Results: From the 61 articles that were identified, 22 met the inclusion criteria and achieved sufficient methodological quality. Overall, eight articles examined structural brain (VBM) changes in patients with FM, showing moderate evidence that central sensitization is correlated with gray matter volume decrease in specific brain regions (mainly anterior cingulate cortex and prefrontal cortex). However, global gray matter volume remains unchanged. A total of 13 articles evaluated brain activity (fMRI) in response to a nociceptive stimulus. Findings suggest a higher but similar pattern of activation of the pain matrix in FM patients compared to controls. There is also evidence of decreased functional connectivity in the descending pain-modulating system in FM patients. Overall, two articles examined intrinsic brain connectivity in FM patients with rs-fMRI. In conclusion, there is moderate evidence for a significant imbalance of the connectivity within the pain network during rest in patients with FM.
Conclusions: The included studies showed a moderate evidence for region-specific changes in gray matter volume, a decreased functional connectivity in the descending pain-modulating system, and an increased activity in the pain matrix related to central sensitization. More research is needed to evaluate the cause-effect relationship.
ANNOTATION (Nicholas Kontos)
Cognitive deficits at six months post-stroke (without regard for localization) were startlingly common in a relatively young cohort. Further, a screening instrument employed at the time of discharge was of limited use in predicting this.
Strengths and Weaknesses: Strict definitions for cognitive impairment were used; along with the relatively young sample, this makes the study’s findings fairly striking. Baseline cognitive status of the subjects is unknown, however; and while presumed to be buoyed by age, relative youth plus stroke suggests unfavourable CNS vasculopathy burden, thus mitigating assumptions about baseline cognition.
Relevance: This study highlights the need for serial cognitive screening in acute, subacute, and remote stroke victims. The importance of formal neuropsychological testing when subjective functioning and “bedside” screening are incongruent is suggested.
Background: We aim to facilitate recognition of the cognitive burden of stroke by describing the parallels between cognitive deficits and the National Institutes of Health Stroke Scale (NIHSS), a widely used measure of stroke severity.
Methods: A consecutive cohort of 223 working-age patients with an acute first-ever ischaemic stroke was assessed neuropsychologically within the first weeks after stroke and at a 6-months follow-up visit and compared with 50 healthy demographic controls. The NIHSS was administered at the time of hospital admittance and upon discharge from the acute care unit. The associations between total NIHSS scores and domain-specific cognitive deficits were analysed correlatively and with a binary logistic regression.

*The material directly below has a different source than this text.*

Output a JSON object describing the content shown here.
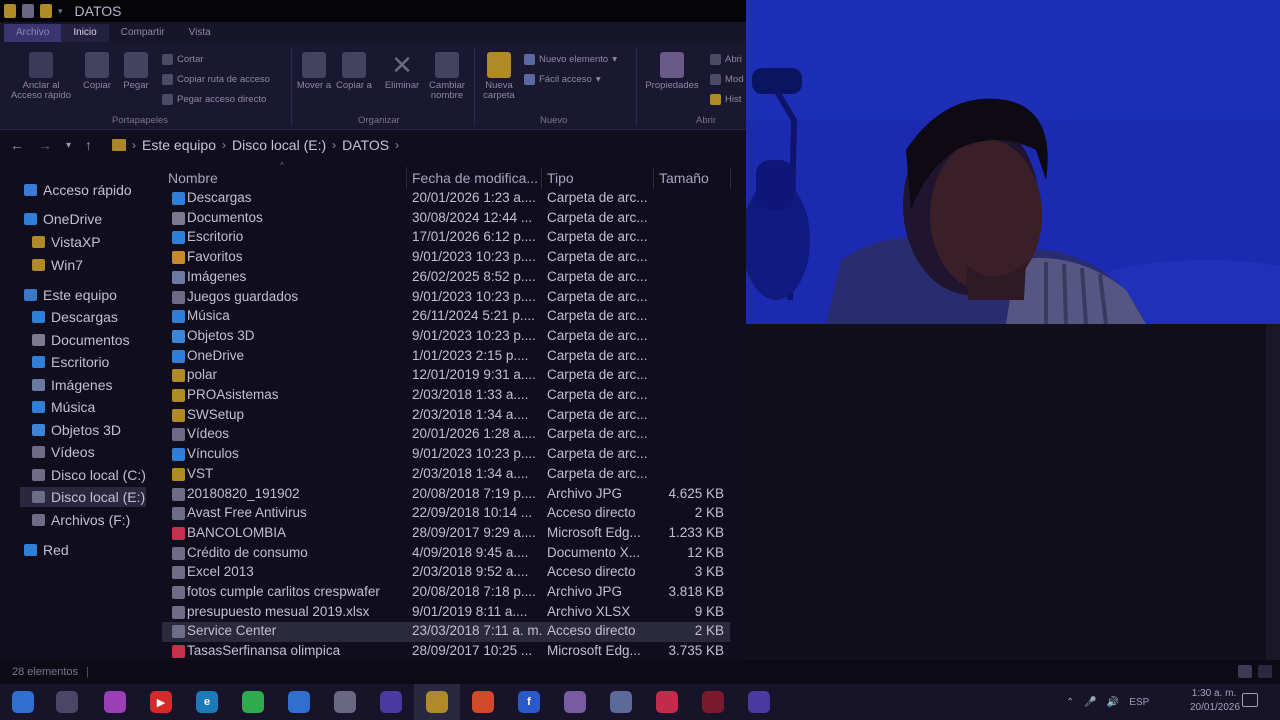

Results: Of the NIHSS measurements (admittance median=3, range 0-24; discharge median=1, range 0-13), the total score at the time of discharge had systematically stronger correlations with cognitive impairment. Adjusted for demographics, the NIHSS discharge score stably predicted every cognitive deficit with ORs ranging from 1.4 (95% CI 1.2 to 1.6) for episodic memory to 1.9 (95% CI 1.5 to 2.3) for motor skills. The specificities of the models ranged from 89.5-97.7%, but the sensitivities were as low as 11.6-47.9%. Cognitive deficits were found in 41% of patients with intact NIHSS scores and in all patients with NIHSS scores ≥4, a finding that could not be accounted for by confounding factors.
Conclusions: Cognitive deficits were common even in patients with the lowest NIHSS scores. Thus, low NIHSS scores are not effective indicators of good cognitive outcomes after stroke.